Notts treasures: The last bottle of Bronchiline
A remedy for chest complaints, Bronchiline never made its inventor rich but was very popular in its day.
Whilst the county's most famous chemist, Jesse Boot, was turning his father's company into a national retailer in the early 1900s, the Phethean family were creating their own little empire in Ruddington, south Nottinghamshire.
They set up shop at 12 High Street in 1905 and for most of the last century produced potions for the paying public.
In the back room of the shop, the bit through the hatch the customers wouldn't really see, three generations of Phetheans made up all the medicines from raw ingredients.
This room has now been reconstructed in Ruddington Village Museum after it was saved from the skip in the late 1970s.
Acid Acetic Glacial part .01, Tinct.
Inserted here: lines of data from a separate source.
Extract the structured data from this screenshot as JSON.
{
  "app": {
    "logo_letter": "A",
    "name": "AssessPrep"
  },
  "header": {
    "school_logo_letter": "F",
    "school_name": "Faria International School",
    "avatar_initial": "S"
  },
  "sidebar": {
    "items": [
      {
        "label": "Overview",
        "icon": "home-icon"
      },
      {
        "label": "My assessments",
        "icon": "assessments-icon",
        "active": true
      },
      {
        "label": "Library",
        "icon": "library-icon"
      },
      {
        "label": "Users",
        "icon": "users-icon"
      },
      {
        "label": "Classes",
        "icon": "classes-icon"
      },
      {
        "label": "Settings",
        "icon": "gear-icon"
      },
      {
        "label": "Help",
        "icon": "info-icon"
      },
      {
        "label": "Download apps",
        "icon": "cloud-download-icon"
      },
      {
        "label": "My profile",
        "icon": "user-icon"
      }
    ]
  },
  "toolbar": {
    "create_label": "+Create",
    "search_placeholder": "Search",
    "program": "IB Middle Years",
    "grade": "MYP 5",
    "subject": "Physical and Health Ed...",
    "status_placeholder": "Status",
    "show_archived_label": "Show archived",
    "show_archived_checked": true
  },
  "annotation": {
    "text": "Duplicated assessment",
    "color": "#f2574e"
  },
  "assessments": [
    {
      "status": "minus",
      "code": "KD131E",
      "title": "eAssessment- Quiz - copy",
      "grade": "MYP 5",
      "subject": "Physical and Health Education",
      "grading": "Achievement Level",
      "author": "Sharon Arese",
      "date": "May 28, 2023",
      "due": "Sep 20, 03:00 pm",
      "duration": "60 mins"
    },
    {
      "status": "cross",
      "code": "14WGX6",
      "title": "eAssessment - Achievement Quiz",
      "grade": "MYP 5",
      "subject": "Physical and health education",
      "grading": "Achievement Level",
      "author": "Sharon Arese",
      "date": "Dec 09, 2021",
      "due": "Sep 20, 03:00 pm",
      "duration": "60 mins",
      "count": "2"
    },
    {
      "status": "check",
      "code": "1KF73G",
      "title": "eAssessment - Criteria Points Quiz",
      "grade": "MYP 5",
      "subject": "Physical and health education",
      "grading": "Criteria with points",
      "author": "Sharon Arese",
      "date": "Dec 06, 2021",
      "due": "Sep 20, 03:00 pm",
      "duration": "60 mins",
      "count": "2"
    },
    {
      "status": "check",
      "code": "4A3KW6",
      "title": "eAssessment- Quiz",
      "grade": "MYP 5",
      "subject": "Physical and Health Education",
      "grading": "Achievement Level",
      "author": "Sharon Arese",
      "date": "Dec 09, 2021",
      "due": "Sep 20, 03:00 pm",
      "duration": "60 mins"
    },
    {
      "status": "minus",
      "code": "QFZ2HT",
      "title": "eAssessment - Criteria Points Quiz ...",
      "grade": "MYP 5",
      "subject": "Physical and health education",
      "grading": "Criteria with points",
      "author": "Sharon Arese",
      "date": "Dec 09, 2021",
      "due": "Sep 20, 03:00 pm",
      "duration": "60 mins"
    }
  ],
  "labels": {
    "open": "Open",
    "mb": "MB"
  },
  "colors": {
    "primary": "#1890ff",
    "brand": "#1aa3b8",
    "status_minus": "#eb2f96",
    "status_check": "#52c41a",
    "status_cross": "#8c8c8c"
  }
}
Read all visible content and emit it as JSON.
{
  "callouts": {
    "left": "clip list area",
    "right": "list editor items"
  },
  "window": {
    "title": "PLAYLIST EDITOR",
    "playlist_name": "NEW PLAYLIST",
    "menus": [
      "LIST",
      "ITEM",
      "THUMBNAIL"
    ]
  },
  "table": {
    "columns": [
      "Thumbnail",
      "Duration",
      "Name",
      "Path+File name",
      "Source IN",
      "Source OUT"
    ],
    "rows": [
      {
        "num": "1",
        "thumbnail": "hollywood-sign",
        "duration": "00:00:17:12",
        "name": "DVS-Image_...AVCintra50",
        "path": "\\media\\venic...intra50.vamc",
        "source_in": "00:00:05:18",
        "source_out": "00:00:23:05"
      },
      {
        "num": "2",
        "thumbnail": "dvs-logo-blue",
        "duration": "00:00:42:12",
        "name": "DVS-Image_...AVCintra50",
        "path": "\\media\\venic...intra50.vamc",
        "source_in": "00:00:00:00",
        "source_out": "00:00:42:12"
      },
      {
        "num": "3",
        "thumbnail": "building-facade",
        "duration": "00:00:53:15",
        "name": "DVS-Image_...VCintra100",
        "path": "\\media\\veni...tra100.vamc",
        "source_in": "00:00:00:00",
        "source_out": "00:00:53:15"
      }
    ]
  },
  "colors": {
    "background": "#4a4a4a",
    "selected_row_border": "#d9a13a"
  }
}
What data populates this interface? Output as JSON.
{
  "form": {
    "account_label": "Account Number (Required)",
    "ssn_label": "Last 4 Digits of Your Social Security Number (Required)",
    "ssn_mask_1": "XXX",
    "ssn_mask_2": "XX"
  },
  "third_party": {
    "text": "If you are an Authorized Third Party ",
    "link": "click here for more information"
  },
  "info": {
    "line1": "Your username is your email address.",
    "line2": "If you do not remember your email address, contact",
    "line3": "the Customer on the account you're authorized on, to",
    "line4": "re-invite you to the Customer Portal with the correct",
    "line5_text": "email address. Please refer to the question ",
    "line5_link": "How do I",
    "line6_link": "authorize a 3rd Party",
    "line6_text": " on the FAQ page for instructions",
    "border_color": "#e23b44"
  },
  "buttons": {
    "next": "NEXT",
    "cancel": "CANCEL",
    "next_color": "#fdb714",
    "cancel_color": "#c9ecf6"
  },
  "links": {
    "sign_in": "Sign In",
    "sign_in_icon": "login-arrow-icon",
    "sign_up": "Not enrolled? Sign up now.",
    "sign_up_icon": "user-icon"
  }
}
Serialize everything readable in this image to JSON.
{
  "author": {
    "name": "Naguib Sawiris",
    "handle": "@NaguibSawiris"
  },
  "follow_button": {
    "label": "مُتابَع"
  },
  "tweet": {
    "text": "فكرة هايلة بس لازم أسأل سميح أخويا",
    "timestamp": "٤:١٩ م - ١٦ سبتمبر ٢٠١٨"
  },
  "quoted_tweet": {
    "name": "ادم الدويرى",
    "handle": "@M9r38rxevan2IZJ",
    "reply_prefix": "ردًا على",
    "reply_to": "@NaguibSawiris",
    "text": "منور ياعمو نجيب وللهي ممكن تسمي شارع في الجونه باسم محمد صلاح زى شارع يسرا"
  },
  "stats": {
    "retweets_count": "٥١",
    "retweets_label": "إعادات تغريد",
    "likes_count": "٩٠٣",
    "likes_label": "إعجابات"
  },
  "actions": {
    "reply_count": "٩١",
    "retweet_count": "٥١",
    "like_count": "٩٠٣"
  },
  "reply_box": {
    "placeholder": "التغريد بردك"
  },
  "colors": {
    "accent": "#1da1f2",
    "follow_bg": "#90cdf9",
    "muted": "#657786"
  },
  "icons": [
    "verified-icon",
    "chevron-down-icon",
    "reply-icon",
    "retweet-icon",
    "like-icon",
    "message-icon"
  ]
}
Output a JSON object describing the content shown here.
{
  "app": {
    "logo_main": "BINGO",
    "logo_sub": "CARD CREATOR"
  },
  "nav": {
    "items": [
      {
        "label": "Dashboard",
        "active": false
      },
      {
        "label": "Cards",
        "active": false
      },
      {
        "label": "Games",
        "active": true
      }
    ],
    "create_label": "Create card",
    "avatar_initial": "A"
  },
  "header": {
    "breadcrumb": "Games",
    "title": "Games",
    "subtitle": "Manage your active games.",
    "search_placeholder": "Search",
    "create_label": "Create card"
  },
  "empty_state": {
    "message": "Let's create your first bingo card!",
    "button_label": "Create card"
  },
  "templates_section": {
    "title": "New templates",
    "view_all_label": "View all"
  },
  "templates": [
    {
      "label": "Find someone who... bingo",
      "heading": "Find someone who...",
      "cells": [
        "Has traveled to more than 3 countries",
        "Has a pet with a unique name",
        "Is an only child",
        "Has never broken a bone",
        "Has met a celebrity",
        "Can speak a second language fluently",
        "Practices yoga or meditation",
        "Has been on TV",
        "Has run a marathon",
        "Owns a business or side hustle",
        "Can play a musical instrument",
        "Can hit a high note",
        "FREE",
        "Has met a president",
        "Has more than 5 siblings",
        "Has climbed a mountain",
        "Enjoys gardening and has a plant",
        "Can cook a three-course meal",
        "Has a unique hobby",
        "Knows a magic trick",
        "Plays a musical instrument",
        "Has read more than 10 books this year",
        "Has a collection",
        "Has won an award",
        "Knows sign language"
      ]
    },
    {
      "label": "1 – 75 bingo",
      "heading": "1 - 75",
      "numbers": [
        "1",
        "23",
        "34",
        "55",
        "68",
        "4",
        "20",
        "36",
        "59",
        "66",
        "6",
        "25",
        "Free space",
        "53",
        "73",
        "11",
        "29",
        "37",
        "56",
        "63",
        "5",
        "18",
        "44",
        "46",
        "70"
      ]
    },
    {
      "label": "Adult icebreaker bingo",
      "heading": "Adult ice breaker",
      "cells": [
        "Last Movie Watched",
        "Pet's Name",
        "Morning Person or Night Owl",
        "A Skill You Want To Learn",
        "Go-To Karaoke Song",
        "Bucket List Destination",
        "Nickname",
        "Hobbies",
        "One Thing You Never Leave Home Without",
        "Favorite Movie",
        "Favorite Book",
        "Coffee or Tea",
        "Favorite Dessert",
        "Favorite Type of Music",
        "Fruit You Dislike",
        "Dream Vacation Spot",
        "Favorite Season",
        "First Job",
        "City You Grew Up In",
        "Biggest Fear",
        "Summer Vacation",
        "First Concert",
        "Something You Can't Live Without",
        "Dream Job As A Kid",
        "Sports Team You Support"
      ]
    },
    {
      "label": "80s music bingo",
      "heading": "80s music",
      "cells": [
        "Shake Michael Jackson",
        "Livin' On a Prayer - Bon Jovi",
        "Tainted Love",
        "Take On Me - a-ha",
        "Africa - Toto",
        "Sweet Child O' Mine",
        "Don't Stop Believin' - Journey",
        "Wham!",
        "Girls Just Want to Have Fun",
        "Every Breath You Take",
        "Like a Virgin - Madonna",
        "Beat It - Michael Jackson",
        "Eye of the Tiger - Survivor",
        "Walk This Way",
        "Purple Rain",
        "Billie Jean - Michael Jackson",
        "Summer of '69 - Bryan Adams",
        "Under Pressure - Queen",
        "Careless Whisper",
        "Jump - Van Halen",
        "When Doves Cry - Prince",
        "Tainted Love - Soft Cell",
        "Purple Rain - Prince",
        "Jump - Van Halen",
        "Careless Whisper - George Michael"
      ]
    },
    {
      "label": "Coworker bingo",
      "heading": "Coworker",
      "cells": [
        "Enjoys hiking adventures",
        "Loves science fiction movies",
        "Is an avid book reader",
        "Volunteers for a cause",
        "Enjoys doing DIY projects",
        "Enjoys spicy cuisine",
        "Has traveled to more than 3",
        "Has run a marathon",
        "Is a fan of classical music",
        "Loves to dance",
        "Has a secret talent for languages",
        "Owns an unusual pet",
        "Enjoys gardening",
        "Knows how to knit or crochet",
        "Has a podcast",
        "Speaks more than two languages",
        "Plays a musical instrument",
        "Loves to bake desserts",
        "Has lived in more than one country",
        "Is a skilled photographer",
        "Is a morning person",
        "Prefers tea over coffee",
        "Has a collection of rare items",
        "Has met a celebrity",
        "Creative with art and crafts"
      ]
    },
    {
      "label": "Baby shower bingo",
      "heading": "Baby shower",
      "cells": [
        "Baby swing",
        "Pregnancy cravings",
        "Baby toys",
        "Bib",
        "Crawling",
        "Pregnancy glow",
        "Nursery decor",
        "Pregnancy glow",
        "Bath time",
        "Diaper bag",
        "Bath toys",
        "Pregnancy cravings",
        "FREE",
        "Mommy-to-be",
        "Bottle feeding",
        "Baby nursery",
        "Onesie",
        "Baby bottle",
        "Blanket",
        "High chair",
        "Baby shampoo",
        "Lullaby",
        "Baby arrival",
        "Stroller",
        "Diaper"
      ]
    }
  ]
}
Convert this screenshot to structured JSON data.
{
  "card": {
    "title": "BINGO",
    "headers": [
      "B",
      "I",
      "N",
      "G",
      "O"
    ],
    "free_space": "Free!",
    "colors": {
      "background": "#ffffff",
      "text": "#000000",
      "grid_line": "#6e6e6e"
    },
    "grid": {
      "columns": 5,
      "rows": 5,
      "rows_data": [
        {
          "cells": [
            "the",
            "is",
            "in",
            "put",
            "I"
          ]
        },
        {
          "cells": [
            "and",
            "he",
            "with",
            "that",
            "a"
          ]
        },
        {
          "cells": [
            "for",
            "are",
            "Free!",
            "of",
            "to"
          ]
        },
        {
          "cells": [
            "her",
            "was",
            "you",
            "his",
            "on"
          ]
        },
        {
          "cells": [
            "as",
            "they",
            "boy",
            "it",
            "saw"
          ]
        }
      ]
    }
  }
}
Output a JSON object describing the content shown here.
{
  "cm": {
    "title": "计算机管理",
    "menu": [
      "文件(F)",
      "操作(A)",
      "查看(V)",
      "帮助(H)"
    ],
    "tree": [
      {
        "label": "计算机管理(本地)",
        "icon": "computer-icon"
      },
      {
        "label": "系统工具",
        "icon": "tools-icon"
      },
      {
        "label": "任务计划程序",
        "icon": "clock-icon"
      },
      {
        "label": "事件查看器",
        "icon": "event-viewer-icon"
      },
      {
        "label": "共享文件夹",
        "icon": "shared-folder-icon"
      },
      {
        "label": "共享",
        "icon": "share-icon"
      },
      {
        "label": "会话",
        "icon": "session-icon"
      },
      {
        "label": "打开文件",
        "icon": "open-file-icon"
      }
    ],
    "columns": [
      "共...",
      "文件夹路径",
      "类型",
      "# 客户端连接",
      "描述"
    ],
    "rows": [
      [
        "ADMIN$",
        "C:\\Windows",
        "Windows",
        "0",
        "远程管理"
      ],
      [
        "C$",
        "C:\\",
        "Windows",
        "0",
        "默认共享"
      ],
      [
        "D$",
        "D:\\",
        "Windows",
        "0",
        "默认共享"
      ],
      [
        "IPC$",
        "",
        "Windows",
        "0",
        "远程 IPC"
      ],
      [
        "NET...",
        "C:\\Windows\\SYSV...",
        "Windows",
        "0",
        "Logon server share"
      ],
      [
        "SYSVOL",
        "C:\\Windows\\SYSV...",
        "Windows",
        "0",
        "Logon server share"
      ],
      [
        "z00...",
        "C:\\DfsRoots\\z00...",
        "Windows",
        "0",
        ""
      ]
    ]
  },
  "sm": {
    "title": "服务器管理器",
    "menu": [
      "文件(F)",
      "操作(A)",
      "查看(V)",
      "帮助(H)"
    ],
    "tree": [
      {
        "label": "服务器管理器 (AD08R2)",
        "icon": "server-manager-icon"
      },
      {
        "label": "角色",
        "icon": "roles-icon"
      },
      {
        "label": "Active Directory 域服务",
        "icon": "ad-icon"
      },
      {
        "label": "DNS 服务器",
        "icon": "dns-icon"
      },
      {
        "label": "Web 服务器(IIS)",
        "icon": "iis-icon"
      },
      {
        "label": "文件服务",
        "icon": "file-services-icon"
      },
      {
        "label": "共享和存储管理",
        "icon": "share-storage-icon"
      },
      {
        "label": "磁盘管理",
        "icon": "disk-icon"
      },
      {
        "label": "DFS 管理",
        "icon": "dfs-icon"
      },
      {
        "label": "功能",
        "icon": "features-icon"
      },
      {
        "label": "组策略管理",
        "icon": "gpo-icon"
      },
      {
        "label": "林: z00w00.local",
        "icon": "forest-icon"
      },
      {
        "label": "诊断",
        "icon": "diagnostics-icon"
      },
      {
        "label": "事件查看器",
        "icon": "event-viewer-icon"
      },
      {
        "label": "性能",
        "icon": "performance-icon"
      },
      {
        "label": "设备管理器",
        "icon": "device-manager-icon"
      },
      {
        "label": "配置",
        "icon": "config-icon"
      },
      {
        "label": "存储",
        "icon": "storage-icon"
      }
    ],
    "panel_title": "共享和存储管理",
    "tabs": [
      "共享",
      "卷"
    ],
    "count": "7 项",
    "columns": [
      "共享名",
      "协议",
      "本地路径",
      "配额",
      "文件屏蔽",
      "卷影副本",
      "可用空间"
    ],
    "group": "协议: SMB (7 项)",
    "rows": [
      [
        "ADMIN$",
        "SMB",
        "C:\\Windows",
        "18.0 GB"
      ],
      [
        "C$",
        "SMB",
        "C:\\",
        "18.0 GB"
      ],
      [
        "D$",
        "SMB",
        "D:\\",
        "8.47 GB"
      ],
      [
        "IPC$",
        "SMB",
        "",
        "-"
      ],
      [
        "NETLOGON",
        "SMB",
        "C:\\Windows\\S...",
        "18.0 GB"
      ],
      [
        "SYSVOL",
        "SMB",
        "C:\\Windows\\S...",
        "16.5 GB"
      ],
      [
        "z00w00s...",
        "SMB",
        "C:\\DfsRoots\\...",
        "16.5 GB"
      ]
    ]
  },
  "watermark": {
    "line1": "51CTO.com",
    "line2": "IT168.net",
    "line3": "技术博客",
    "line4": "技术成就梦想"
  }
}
Capsic. part .002, Glycerin part .175, Syrupus Tolutan. part .175, Tinct. Ipecacuan. part .07, Liq. Chlorof. Co. 1885 part .03, Syrupus Scillae part .175, Syrupus Rhoead. part .35.
Before the establishment of the National Health Service in 1948, due to expense, people would bypass the doctor and go straight to the chemist to seek advice, tonics and other patent recipes.
One of the remedies offered in Ruddington was Bronchiline, something of the Phethean family's own invention.
Chemists were regulated with formal qualifications and examinations from the end of the 19th century. Curator of the Ruddington Village Museum, Gavin Walker says Bronchiline would have had some reasonable basis for its constituents.
"They made it up in vast vats at the back of the shop at the beginning of the winter and bottled it themselves... and people swore by it."
It was said to cure bronchitis, coughs, colds, asthma, sore throats, hoarseness, difficult breathing and other chest ailments arising from chills.
As the label states, 'It warms the chest if swallowed slowly and allowed to trickle down the throat'.
"The closest equivalent [nowadays] would be one of these expectorant cough medicines."
Ruddington Village Museum
At the museum in Ruddington you will find a reconstruction of the back room of the chemists, as it would have looked for much of the 20th century.
In the 1990s the Phethean family sold out to a larger company and a chemist still trades from the premises.
Retired pharmacist Ken Phethean still lives in Ruddington and visits the museum every ten years just to make sure things are in the right place.
last updated: 13/05/2009 at 17:57